Investment banking, securities and investment management firm Goldman Sachs Group Inc. is capitalizing on its credit crunch resilience. While rival banks face the prospect of having to overhaul their shamed boards, Goldman has afforded itself the luxury of broadening the knowledge base of its own. It added billionaire steel magnate Lakshmi Mittal over the weekend, its first new director since Lord Browne, the former BP boss, departed amid a personal scandal in May 2007.
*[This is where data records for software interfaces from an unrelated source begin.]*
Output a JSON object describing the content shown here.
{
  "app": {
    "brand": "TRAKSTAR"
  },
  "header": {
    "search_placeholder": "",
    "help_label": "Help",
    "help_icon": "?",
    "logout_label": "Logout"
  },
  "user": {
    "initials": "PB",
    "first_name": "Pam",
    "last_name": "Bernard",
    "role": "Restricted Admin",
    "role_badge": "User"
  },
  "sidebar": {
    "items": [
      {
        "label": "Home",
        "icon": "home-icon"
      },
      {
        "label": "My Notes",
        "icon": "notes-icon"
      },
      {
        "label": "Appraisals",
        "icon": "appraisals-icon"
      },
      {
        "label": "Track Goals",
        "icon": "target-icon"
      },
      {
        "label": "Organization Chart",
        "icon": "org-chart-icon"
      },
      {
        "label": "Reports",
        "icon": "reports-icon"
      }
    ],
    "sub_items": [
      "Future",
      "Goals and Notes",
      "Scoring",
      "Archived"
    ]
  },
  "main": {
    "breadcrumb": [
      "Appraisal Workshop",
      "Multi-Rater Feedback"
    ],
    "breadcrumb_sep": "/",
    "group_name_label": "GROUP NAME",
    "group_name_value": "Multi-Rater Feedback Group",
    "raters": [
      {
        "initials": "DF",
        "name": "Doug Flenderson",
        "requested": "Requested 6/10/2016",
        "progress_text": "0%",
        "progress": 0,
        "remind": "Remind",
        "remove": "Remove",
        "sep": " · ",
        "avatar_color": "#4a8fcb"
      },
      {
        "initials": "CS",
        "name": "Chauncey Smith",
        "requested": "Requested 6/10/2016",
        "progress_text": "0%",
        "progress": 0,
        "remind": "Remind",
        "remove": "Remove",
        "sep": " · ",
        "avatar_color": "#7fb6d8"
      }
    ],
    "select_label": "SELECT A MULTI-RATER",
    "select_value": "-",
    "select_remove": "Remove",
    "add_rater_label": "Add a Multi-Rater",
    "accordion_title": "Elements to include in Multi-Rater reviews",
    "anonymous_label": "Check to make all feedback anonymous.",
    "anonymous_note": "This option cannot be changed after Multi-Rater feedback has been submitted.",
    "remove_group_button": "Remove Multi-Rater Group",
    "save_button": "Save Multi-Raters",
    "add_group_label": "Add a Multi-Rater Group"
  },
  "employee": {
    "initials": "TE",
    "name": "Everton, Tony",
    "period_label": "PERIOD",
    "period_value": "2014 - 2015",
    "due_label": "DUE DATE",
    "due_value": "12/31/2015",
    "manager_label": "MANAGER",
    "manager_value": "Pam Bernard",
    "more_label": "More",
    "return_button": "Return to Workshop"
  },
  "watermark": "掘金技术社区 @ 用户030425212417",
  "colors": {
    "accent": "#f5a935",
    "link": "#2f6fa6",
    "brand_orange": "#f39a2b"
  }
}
Mittal, the richest Asian in the world, brings a wealth of experience in the one region that is still booming for investment banks. As an arch consolidator, his advice also could be valuable if the financial sector undergoes another round of mergers, as expected. That said, putting a deal-prone industrialist on the board leaves Goldman yet another potential conflict. The latest story in the Financial Times says Mittal could buy a stake in Rio Tinto. Goldman, Mittal’s regular adviser, is helping BHP Billiton in its $160 billion (almost Rs7 trillion) hostile bid for Rio, so they could conceivably be on opposite sides.
Mittal isn’t just joining the Goldman board. He’s sitting on three key committees: audit, compensation, and corporate governance and nominating. That gives him an entrée to push for more changes to the board. For starters, the addition of Mittal makes a baker’s dozen. The Wall Street firm would do well to shed a few of its 10 non-executive members. Big boards diffuse accountability too thinly. Also, all of Goldman’s non-execs—but for one exception—sit on all three of the main committees. That seems excessive and ripe for a review. Finally, though Goldman might believe directors were sufficiently educated about balance sheet hazards during this painful round for the industry, it wouldn’t hurt to prepare even more for the next one.
Half the non-execs come from non-financial businesses. The other half is a mixed bag of economic, insurance and investment professionals. Widening the pool of recruits to more financial experts—who can delve into Goldman’s black box, understand how it really makes money and what risks it is running—would be worthwhile. Mittal, the director with the biggest fortune and the biggest reputation to lose, has the incentive to push for this.